As per a report in The Times, he UK Foreign Secretary separated herself from her own economic adviser, Patrick Minford, who had claimed in an interview that rising interest rates were "a positive thing" that would help kill off "zombie companies." Sunak took advantage of the statement to warn that Truss' plans for more than £30 billion in tax cuts will lead to increased mortgage repayments.
In response, Truss said, "Frankly this is just scaremongering. Inflation is projected to come down next year. And the Bank of England is independent. It makes decisions about interest rates completely independently of government."
In an interview with the website ConservativeHome, Truss disregarded his opponent's warnings that the property market could crash at interest rates of 7%. However, Truss believes that the former finance minister is a "highly effective minister" and said she would add him to her Cabinet if she were elected Prime Minister. If elected, Truss has pledged to investigate the Bank's independence because she believes that the Bank's decision to intensify quantitative easing during the epidemic contributed to inflation.
"Rishi is someone who, you know, is a very effective minister. I would be very pleased to have Rishi as part of my team, depending on how things work out, and I’m not in any way complacent," Truss said.
Candidates for the UK prime minister's office - Liz Truss and Rishi Sunak - outlined their opposing leadership ideas on July 28 in Leeds during a contentious debate and first official grilling in front of conservative party members. Both candidates will appear at 12 nationwide events, with the first one taking place in Leeds, Northern England, as the UK Conservative Party members choose a new leader. The results will be made public on September 5.

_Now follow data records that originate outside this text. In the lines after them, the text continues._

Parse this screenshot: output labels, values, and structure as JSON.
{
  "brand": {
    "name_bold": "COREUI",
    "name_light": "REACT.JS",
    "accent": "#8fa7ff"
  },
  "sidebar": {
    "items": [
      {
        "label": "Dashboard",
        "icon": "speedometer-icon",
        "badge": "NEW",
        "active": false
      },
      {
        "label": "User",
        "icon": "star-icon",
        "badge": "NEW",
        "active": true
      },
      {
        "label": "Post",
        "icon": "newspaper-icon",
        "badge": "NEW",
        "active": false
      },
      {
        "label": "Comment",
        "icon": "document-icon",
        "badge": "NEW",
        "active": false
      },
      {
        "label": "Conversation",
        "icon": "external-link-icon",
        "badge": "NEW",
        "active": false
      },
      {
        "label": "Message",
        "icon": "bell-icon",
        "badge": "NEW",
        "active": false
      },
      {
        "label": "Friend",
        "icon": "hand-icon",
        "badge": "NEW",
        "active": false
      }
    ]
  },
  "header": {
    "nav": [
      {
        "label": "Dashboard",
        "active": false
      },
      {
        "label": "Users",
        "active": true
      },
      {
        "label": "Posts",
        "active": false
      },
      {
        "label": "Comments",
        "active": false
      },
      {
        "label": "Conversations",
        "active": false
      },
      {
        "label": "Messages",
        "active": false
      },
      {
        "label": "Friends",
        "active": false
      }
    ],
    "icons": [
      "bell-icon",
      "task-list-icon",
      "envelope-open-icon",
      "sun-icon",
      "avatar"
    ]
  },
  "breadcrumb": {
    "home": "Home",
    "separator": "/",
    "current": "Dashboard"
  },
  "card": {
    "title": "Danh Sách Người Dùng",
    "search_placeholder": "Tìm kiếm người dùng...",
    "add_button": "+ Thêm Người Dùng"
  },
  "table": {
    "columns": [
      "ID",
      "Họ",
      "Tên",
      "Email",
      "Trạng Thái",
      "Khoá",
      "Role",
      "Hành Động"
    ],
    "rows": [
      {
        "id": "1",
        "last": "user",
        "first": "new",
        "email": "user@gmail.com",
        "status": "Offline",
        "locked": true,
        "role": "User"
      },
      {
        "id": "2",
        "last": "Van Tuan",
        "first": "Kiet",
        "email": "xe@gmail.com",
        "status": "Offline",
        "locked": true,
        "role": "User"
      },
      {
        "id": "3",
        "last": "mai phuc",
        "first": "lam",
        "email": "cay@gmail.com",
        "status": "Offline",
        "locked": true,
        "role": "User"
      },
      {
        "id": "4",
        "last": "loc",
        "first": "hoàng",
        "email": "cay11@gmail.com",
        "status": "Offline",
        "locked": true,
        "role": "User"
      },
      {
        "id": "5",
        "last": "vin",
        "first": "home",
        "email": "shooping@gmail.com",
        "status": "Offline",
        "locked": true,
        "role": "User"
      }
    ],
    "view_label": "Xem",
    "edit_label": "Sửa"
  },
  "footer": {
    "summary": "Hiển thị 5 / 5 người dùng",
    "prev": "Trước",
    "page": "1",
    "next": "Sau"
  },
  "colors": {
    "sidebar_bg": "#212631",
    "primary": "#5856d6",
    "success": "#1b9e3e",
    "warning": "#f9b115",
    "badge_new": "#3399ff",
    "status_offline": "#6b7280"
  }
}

Due to his lifestyle and alleged dishonesty toward Prime Minister Boris Johnson, Sunak had a rough time during the hustings, but Truss had a great time because she had the most support for the post of Prime Minister. As Britain contends with a deterioration in living conditions, surveys of Conservative members reveal that Truss is leading after proposing immediate tax cuts.